- _Action item_
With "JSON" as the search word, show every line of the material that has it.

- _Data to examine_
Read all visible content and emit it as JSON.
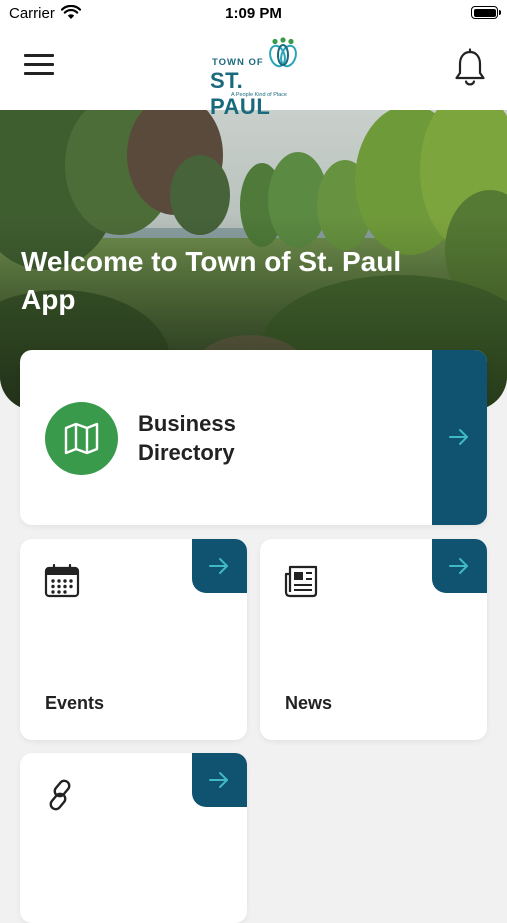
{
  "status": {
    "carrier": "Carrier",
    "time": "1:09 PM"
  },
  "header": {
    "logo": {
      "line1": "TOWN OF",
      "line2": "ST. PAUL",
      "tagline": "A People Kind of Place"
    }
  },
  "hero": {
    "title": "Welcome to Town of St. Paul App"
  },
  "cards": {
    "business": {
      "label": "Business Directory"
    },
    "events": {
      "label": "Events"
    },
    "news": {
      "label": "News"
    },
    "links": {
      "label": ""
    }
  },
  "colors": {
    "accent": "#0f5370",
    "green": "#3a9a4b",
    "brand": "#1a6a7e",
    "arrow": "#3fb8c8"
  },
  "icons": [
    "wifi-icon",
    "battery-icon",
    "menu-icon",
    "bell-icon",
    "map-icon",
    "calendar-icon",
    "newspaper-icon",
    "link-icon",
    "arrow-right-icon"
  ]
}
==
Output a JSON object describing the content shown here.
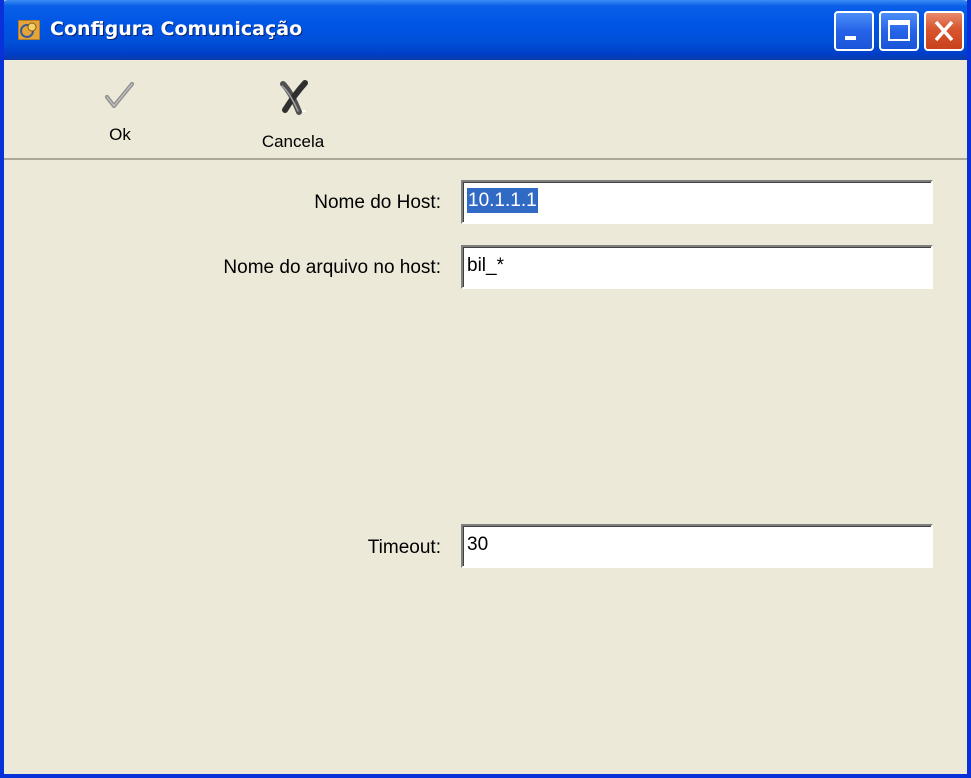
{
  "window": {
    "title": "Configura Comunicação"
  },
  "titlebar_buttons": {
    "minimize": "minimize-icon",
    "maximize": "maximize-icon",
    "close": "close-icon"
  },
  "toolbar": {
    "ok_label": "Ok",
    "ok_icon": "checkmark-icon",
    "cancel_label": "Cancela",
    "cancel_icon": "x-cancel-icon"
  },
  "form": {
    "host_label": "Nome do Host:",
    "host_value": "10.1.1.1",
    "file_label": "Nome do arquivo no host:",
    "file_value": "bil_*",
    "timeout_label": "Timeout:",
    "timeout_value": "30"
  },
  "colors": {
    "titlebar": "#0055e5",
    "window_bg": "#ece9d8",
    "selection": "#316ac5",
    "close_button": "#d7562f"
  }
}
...
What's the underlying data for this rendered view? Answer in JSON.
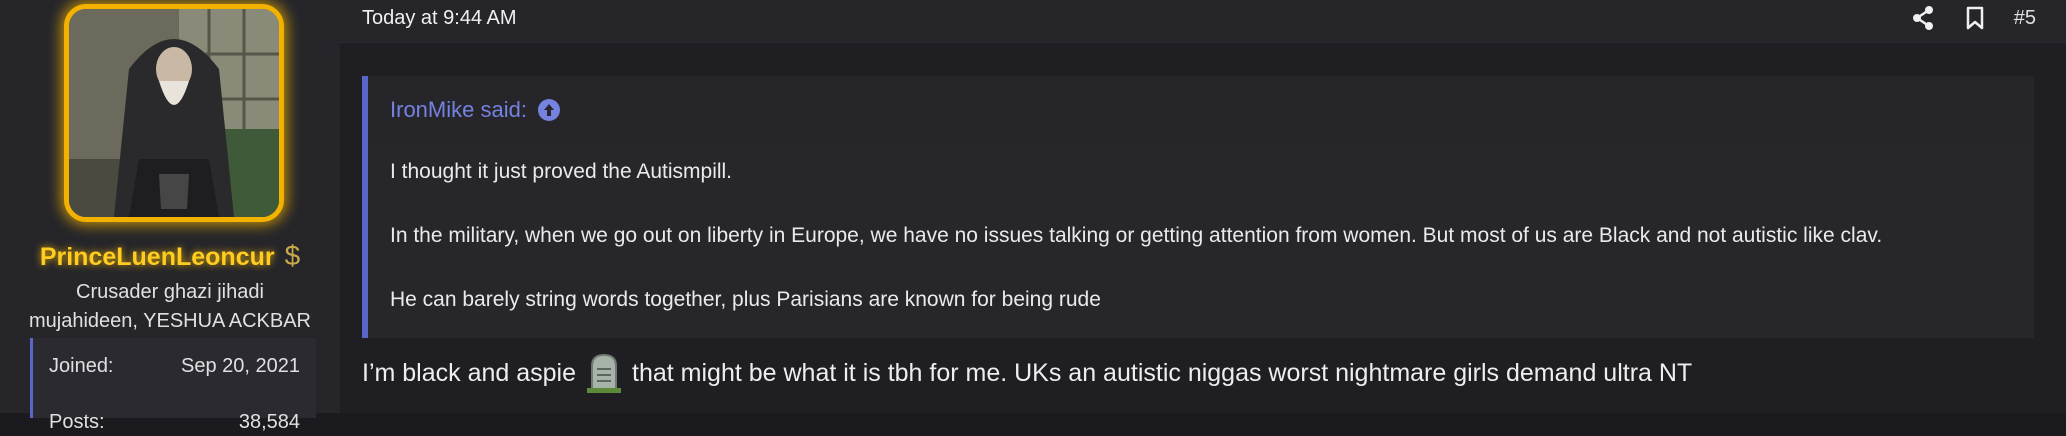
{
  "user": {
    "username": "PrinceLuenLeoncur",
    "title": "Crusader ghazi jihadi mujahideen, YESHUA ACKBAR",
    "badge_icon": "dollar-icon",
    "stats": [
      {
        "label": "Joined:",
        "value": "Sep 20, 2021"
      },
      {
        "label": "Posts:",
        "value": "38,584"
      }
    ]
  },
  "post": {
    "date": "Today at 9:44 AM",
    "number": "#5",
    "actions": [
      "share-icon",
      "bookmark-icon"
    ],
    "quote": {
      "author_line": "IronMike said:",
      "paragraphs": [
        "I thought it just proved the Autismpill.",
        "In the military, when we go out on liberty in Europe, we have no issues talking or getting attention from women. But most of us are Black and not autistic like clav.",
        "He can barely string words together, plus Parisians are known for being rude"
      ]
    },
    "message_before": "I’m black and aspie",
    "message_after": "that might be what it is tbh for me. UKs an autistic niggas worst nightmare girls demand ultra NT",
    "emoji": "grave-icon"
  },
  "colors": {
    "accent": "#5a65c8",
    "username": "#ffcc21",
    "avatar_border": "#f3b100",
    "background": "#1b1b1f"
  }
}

- _Response below_
Read all visible content and emit it as JSON.
Output a JSON object describing the content shown here.
What's the underlying data for this rendered view? Answer in JSON.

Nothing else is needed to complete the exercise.